4. Endowments, reserves, investments, and interest income
5. Fees for service
6. Rental income
7. Event registration
8. Cost recovery
9. Special offerings
10. Capital campaigns
11. Designated gifts
12. Sale of materials or resources
13. In-kind services

Lead On!

Wednesday, October 14, 2009

Six Generations in Church - part 1

Due to increased longevity of our populations, churches have six generations alive at the same time and actively involved. Churches must deal with six different attitudes toward architecture, furniture, expectations of staff, worship styles, what to wear to church, giving, going “green” at church, etc. All churches face this logistical nightmare. As this generational shift relates to giving, there is a chasm between the mindsets of younger and older generations. Whereas the oldest generation is known for giving to appeals, Generation Y prefers to give to causes.
  • GI Generation (1901-1924)
    o They are trying not to outlive their money
    o They prefer to give to institutions
    o They have very high trust levels of institutions and organizations
    o They are the Greatest Generation that fought World War II
  • Silent Generation (1925-1945)
    o They are trying not to outlive their money
    o They like to give to institutions
    o They have high trust levels of institutions
    o They grew up in the shadow of World War II and the prosperity of the 1950s
  • Baby Boomers (1946-1964)
    o They are in their peak giving years
    o The like giving to designated funds and causes
    o They trust organizations moderately
    o They grew up during the 1960s and Watergate
  • Baby Busters (1965-1983)
    o They are beginning to be major givers
    o They really like designated giving
    o They have low trust levels of government and organizations
    o They grew up during Iran-Contra, Jim Bakker and PTL, and plenty of other scandals
  • Gen Y or Millennials (1984-2002)
    o They are just beginning to give
    o They prefer to give designated gifts
    o They have low or no trust levels of organizations
    o They grew up with the Web and know they have access to anything and everything
  • Gen Z or iGeneration (2003- )
    o They are too young to have a view on giving right now
    o They will probably give significantly to designated causes
Lead On!

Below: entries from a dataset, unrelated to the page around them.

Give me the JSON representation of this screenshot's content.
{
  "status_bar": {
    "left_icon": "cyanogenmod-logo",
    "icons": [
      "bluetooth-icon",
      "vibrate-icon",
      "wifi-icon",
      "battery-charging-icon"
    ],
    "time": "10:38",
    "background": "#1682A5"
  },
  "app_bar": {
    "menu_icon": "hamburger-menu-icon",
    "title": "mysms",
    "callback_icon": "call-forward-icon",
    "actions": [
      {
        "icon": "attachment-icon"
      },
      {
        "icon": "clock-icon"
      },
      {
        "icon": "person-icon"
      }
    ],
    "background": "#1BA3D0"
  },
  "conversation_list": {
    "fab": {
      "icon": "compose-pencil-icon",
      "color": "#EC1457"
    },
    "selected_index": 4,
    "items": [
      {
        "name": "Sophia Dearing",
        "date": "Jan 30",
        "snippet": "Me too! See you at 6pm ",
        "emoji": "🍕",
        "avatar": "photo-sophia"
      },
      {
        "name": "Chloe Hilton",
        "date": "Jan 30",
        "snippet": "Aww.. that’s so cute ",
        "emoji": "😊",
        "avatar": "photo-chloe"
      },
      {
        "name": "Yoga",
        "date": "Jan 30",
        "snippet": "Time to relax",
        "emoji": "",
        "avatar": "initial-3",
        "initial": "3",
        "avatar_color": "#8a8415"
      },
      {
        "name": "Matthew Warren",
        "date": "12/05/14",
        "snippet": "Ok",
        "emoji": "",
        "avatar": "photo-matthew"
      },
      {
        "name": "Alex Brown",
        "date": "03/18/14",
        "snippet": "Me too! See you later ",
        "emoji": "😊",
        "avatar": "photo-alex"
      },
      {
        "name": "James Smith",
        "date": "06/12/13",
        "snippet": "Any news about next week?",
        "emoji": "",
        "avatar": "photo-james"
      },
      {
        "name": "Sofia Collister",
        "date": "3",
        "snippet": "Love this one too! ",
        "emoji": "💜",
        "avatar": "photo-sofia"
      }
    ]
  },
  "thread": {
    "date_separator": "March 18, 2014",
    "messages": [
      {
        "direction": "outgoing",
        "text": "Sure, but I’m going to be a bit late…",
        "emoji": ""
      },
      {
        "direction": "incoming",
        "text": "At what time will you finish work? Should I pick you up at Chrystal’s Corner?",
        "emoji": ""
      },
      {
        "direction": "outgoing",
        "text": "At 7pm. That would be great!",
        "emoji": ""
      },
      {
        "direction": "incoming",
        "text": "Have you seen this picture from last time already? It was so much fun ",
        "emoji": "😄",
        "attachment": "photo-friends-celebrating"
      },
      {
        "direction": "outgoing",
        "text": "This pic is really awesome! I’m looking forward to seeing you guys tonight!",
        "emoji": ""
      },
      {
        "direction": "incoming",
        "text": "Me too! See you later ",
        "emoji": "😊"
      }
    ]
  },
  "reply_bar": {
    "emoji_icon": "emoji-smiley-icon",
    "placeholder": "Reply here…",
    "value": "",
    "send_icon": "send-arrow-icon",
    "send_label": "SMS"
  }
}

Thursday, October 8, 2009

Money-Saving Tips

Flourescent Lights
  • Change your incandescent lights to compact flourscent bulbs and remove all incandescent lights (except those you need for formal rooms with lamps).
  • Change your flourescent tubes from T-12 to T-8. T-8 tubes use 30% less power but put out as much or more light as T-12 tubes.
Motion Sensors
  • Install motion sensors which turn on lights when people walk into a room or down a hallway. While these motion sensors do cost to install, they will pay for themselves within a year or two.
  • If you need to phase in the motion sensors due to the cost of installation, start with hallways, then go to closets and bathroooms (where people frequently forget to turn off lights), and then go to classrooms and offices.
Lead On!